SAINT JOSEPH REVISITED
Our image of Saint Joseph, our patron, needs refurbishing. For many he is just a silent background figure, bodyguard of Mary and Jesus, breadwinner, obedient and accommodating. And a dreamer. But “Joseph’s influence on his son may have been more important than we have recognised”, Jose Pagola says in his celebrated book JESUS (pg. 67 footnote). Let us have a good look at the picture of Joseph, painted by the Gospels, the collective memory of the early disciples.
Joseph certainly stands out as an intrepid traveller. Living in Nazareth as an immigrant Judean, he travels to Bethlehem, trying – and failing – to keep ahead of the agenda of his pregnant wife. A few years later we see him escaping to Egypt; again a few years later he travels back to Bethlehem, and soon after that back to Nazareth. He did all this in response to warnings given to him by angels in his dreams; we would probably call that: reading the signs of the time.
Joseph introduced Jesus into the Jewish religion. That was his task as a father; he circumcised Jesus and gave him his name. And every morning and every evening he taught Jesus to pray the Shema prayer: “Hear, O Israel, the Lord is our God, the Lord alone. You shall love the Lord your God with all your heart and with all your soul, and with all your might”. And during the day he taught him to exclaim regularly the Baraka ata Adonai prayer: “Blessed art Thou, O Lord” followed by some fitting words.
(Baruch ata Adonai elohenu melekh haolam)
Blessed are you, Lord our God, king of the universe.
When Jesus was still very young Mary and the other women of the extended family initiated him in the faith of his people; and later on it was Joseph who brought him into the life of an adult faithful to God’s Covenant. He did this in the old fashioned Galilean way, not in the modern pharisaic way of the Judeans; and Jesus took that to heart so well that at the age of twelve he could pick holes in the arguments of the scribes in Jerusalem. Joseph injected into Jesus a love for the Temple as the house of the Father, a love so deep that as a young man of twelve it made him forget the travel arrangements of the pilgrim family; and at the critical moment made him throw the corrupt market activities from the Temple; this earned him a death sentence from the priestly hierarchy.
He must have made Jesus aware of the ancient messianic expectations of the people of Israel, waiting for a saviour who would be Son of God – that is: king of the royal house of David – as well as Son of Man – that is: filled with divinity like the young man on the clouds in the book of Daniel. That saviour was to start a new Kingdom of God celebrating the forgiveness of sin. Joseph did all this so well, that later on people were amazed and said: where did this son of a craftsman get all this wisdom from? The answer is clear: from Joseph and Mary.
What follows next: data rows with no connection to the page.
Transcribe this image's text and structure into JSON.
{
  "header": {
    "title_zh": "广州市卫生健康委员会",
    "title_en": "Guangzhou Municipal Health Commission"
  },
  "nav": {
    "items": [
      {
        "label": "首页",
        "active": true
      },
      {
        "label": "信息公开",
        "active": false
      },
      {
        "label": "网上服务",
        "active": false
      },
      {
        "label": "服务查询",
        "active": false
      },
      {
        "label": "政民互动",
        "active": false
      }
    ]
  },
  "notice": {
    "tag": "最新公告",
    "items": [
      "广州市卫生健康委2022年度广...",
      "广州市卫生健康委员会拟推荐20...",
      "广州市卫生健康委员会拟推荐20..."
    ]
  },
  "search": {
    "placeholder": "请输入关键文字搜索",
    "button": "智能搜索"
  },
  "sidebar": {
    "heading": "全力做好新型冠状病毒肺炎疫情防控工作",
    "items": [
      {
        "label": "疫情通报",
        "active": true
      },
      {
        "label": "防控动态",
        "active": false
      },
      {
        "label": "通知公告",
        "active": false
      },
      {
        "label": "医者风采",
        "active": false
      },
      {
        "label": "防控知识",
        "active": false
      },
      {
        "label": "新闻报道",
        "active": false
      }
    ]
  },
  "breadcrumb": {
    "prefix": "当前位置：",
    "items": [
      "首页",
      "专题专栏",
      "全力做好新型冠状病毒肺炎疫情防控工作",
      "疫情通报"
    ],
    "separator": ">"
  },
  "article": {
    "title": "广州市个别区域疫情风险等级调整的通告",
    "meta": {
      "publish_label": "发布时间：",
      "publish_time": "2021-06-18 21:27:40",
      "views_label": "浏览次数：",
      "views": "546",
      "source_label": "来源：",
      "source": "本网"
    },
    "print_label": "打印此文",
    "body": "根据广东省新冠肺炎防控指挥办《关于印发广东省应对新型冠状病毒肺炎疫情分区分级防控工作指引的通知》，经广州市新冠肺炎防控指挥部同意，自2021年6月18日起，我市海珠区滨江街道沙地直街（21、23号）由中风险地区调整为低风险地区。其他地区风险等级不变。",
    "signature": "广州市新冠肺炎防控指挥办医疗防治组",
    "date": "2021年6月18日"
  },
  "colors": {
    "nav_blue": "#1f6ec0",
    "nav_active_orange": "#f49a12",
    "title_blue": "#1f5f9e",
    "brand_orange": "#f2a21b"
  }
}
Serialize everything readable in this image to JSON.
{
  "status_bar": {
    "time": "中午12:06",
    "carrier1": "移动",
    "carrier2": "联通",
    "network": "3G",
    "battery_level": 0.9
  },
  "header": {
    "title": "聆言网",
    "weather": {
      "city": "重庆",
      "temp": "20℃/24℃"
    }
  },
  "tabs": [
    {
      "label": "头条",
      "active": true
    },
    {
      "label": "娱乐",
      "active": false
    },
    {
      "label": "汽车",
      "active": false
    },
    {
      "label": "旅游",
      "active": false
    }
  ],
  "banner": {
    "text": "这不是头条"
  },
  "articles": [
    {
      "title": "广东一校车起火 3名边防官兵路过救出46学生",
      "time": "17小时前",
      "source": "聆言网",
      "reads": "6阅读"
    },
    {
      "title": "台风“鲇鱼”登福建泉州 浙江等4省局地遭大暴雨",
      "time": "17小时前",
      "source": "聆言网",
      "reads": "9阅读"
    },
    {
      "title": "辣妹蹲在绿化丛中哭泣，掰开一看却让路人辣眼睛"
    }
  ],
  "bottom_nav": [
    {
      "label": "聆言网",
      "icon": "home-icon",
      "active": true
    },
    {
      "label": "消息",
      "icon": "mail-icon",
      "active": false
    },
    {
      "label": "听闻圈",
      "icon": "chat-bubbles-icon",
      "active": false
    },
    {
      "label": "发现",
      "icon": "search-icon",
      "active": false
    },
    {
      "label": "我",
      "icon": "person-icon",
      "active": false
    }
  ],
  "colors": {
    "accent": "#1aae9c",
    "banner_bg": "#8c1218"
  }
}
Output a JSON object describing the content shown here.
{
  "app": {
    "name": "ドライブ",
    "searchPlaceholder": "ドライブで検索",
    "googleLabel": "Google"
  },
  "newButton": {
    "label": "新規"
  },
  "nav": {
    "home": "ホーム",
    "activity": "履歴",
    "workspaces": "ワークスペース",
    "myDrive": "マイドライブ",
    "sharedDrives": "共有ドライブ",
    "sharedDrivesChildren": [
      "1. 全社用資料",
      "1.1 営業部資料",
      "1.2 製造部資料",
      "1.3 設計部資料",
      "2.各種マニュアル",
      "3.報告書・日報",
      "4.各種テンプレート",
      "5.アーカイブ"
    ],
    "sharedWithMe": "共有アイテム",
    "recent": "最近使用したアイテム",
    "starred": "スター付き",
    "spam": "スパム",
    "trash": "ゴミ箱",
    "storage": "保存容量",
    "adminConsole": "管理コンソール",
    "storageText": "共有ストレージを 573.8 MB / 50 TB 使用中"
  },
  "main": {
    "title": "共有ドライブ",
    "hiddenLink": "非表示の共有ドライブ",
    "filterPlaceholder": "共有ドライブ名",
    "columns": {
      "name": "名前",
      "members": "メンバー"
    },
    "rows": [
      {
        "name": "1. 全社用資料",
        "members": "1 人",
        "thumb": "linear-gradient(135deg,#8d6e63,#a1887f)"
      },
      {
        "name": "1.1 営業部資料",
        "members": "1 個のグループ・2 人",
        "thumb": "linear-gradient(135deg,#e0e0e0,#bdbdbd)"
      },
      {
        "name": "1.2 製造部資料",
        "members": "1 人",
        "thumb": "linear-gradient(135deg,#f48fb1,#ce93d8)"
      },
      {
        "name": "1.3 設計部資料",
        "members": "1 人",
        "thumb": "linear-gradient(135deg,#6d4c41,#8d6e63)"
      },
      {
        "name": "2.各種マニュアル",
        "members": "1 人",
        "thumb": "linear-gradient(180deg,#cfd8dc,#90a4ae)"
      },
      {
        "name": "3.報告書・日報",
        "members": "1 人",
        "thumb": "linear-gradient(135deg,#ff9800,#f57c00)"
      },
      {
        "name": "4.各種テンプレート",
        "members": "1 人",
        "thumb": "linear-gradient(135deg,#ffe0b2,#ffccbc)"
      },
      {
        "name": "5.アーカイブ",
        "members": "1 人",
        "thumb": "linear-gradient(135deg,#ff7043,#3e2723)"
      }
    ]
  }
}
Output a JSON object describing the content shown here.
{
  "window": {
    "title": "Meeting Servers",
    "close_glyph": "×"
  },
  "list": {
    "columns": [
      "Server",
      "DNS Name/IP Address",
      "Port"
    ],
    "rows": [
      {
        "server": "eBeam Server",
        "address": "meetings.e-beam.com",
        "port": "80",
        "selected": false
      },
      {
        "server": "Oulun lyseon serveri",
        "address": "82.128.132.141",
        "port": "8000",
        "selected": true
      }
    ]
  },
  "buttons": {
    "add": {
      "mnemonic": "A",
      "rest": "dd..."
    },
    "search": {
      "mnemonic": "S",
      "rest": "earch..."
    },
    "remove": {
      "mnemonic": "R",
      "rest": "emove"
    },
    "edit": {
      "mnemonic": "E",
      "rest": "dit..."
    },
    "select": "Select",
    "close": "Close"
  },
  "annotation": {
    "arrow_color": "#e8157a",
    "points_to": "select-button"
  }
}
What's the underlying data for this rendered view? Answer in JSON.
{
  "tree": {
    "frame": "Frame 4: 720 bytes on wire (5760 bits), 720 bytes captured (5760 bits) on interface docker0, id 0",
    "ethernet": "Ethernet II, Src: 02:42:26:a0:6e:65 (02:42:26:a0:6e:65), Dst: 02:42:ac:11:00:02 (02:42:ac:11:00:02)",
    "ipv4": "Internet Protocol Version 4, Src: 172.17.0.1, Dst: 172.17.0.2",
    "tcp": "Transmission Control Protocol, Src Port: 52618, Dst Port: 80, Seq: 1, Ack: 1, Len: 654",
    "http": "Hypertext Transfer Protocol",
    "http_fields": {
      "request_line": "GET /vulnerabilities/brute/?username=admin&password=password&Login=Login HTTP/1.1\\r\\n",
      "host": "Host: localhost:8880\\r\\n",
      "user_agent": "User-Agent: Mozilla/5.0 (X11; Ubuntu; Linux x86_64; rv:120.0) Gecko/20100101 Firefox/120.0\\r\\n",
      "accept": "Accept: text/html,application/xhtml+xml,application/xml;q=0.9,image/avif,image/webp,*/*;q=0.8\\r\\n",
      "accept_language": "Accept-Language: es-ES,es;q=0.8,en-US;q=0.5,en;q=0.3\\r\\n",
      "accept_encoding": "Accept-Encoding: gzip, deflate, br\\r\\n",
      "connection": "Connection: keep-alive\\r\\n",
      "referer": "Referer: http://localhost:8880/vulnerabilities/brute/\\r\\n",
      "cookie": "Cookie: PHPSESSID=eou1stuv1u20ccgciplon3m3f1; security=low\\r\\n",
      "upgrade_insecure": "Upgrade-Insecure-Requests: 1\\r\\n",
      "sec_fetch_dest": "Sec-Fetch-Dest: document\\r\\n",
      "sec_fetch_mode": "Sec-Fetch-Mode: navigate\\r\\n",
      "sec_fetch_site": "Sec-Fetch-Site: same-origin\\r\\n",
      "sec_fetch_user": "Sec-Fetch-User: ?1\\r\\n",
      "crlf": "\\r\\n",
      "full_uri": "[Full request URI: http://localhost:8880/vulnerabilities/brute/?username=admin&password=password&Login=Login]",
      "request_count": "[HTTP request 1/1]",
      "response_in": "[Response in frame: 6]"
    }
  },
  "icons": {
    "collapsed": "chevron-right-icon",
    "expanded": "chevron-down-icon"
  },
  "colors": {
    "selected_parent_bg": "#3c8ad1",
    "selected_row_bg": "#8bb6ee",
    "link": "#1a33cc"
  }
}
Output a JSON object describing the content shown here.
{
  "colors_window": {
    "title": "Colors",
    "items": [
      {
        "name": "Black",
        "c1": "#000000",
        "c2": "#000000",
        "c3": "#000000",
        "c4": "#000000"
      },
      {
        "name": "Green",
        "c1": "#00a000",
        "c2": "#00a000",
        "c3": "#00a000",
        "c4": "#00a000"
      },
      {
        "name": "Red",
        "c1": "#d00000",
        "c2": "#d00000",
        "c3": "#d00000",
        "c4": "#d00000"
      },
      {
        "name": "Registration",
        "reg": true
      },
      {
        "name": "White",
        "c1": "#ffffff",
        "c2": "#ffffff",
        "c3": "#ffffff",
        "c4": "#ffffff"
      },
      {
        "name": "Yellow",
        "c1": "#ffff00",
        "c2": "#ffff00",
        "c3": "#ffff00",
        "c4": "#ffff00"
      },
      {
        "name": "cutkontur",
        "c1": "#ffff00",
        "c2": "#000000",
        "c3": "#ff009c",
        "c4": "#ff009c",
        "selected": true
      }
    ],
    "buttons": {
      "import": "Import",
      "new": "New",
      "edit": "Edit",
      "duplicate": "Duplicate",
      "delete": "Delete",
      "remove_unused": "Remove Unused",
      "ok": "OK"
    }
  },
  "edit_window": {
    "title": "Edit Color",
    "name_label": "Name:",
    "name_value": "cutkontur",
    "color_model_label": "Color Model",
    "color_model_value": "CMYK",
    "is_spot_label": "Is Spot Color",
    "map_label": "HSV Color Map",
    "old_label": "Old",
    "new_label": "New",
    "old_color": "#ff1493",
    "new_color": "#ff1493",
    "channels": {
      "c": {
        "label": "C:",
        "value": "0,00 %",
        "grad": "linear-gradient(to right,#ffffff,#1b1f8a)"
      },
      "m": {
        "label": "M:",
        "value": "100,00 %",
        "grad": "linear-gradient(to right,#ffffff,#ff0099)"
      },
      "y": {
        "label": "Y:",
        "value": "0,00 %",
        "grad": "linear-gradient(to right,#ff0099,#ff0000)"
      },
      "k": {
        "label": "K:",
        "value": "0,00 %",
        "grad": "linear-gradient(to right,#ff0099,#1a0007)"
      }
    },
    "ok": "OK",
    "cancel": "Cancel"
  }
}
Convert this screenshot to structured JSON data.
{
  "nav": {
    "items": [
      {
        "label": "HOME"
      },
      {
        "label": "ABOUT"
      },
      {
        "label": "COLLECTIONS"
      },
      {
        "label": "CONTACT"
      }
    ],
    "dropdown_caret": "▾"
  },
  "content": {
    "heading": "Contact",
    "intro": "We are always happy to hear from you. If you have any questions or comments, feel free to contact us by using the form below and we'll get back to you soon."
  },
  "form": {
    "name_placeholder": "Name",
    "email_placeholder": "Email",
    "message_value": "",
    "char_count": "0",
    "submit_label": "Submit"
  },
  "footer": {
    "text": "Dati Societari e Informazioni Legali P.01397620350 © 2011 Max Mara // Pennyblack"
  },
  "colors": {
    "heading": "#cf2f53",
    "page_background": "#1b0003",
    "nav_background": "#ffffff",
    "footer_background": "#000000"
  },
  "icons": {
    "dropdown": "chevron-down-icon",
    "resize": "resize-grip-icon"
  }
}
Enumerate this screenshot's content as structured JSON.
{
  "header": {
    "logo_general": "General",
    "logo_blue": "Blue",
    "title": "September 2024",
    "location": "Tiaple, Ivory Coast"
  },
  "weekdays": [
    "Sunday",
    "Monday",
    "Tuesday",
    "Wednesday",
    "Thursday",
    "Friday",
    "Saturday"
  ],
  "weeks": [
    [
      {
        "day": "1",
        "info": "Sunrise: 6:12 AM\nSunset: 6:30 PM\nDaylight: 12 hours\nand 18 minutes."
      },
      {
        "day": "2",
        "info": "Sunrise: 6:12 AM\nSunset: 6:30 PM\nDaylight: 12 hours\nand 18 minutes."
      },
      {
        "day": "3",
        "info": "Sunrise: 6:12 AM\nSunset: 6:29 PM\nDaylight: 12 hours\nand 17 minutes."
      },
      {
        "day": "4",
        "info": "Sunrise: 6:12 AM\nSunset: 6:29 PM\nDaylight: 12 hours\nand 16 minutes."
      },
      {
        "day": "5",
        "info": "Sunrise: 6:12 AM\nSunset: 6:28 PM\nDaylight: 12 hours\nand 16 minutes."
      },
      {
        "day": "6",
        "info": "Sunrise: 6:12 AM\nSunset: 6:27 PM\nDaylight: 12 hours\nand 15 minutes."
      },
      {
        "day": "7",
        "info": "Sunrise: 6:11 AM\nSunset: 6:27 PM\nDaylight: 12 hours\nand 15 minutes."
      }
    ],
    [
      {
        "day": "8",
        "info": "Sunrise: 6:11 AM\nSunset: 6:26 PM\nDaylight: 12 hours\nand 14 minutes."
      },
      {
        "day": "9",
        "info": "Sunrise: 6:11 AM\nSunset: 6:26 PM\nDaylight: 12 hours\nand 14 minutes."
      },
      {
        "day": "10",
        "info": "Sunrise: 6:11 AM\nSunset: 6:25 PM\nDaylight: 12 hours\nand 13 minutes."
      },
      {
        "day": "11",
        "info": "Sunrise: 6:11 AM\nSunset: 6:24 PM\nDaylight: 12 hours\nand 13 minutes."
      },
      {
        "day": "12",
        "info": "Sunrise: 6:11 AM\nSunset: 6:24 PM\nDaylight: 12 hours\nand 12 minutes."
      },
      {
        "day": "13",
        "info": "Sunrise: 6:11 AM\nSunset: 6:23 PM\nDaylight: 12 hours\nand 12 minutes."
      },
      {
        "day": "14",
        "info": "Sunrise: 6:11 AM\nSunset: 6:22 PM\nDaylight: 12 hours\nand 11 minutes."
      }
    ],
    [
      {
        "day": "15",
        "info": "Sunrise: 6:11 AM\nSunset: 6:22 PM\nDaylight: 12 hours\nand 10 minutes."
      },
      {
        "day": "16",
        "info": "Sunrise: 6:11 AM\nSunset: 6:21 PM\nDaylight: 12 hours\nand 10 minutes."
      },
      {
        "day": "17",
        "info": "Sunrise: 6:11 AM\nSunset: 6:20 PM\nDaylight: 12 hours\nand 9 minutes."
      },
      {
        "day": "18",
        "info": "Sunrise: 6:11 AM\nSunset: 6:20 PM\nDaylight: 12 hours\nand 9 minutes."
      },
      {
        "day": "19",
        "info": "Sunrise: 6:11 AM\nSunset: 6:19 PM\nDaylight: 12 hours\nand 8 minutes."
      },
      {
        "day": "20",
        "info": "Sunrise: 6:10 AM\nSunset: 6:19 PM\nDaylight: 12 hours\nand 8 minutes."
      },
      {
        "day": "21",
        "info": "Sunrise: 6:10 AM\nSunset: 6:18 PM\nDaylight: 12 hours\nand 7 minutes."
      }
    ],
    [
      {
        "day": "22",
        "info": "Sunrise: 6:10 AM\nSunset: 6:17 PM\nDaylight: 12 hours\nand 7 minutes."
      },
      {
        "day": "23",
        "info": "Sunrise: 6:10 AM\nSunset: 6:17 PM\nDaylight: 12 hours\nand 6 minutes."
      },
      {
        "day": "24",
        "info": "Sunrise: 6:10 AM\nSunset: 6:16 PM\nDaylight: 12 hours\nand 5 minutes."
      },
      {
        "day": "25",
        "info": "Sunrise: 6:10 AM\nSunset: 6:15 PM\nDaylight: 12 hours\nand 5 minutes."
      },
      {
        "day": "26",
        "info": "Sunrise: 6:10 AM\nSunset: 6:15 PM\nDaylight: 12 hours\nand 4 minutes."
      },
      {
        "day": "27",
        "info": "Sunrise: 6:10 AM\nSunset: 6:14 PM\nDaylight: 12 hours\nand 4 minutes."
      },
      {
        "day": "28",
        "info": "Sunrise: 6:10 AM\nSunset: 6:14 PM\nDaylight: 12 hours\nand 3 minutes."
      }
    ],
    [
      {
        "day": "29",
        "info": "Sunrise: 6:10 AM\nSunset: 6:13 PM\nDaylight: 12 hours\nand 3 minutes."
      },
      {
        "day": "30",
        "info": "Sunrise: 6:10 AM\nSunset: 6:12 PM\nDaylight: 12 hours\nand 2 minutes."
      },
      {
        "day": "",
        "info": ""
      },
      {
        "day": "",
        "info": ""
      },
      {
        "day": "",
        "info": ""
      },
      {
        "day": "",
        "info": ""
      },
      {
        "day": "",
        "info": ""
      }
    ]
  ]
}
And possibly from his relative John the Baptist.
Joseph also taught Jesus to be a professional craftsman. They probably did jobs together in the Nazareth area, spending days together, observing people’s lives together, talking together about the issues of life, about the correct understanding of the Mosaic Law, about the hypocrisy of the religious purity-fanatics from Judea. That is where it dawned on Jesus: Blessed are the poor in spirit: theirs is the Kingdom of Heaven.
The biggest thing Joseph gave to Jesus was the idea that God was his Abba. Here we must remember that for Jesus “Abba” was originally: Joseph. Whenever Jesus talked of God as Abba, the figure of Joseph was at the back of his mind, supplying the contours of a loving God.
In the end Joseph faded away, but not into oblivion: he became part and parcel of the Gospel.
Hans Burgman mhm